Always at the Carlyle
★ ★ ★
“Always at the Carlyle” can’t rightly be called a documentary. It’s more of a love letter to one of Manhattan’s great hotels. Plump with celebrity interviews, glamorous people and the attentive—if somewhat secretive—staff who coddle the one percenters who stay there, it’s a glossy, uncritical look at a hotel whose rooms can cost as much as a car.
Director Matthew Miele lines up a who’s who of a-lister types to talk about the hotel’s special charms. George Clooney and the late great Anthony Bourdain wax poetic, while Harrison Ford grouses, good naturedly, about not ever being housed in the hotel’s $20,000 a night suite. Sophia Coppola describes what it was like to live there when she was a child and rich people you’ve never heard of describe the hotel’s upwardly mobile ambiance in hushed reverential terms.
Miele provides a peak at the colourful murals in Bemelmans Bar, painted by Ludwig Bemelmans, artist of the “Madeline” books, and tells of the legendary Bobby Short’s musical contributions to New York nightlife via his work at the equally legendary Carlyle Café.

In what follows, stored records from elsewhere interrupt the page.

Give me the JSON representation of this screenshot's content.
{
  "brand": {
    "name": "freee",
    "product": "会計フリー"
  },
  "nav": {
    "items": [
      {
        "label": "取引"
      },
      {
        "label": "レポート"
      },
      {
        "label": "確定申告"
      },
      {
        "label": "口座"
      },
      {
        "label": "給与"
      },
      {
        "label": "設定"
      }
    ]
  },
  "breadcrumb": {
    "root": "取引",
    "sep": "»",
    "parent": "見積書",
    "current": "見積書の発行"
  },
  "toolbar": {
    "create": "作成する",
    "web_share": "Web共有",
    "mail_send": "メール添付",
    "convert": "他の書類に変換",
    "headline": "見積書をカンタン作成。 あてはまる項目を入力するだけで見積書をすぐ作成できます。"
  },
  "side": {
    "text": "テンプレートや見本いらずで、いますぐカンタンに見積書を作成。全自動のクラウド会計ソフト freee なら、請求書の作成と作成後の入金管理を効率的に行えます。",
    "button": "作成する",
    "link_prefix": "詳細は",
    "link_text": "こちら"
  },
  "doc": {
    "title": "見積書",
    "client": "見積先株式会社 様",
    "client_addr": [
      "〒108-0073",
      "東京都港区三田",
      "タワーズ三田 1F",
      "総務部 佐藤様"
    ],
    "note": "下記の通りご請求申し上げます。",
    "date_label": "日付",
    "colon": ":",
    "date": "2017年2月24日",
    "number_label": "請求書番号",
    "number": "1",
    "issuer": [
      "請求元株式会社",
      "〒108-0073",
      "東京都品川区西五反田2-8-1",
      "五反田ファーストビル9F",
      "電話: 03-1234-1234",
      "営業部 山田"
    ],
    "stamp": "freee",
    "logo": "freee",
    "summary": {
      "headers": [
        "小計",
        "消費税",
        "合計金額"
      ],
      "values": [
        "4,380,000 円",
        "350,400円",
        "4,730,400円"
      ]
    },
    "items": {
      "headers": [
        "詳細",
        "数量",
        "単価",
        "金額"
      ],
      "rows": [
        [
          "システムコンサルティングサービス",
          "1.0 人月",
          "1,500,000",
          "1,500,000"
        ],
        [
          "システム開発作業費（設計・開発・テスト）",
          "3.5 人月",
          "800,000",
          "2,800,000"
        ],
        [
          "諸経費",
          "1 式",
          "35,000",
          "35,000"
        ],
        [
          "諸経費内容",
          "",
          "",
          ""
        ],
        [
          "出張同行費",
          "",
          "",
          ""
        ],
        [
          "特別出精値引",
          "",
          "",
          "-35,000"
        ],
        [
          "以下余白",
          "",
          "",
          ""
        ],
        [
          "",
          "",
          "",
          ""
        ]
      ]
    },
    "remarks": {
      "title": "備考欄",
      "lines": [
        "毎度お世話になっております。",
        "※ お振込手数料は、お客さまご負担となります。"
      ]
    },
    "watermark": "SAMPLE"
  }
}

It’s not very deep, but it is all very swanky, as crisp as the monogrammed pillowcases that adorn every bed. “Always at the Carlyle” works best when it recounts the hotel’s sophisticated history, told by former guests and employees with eye candy photos for illustration, but like the best hoteliers the doc chooses discretion over gossip. That’s good for the guests, but not good for the viewers of the film who might want something more. If only those walls could talk—they might tell a more interesting story.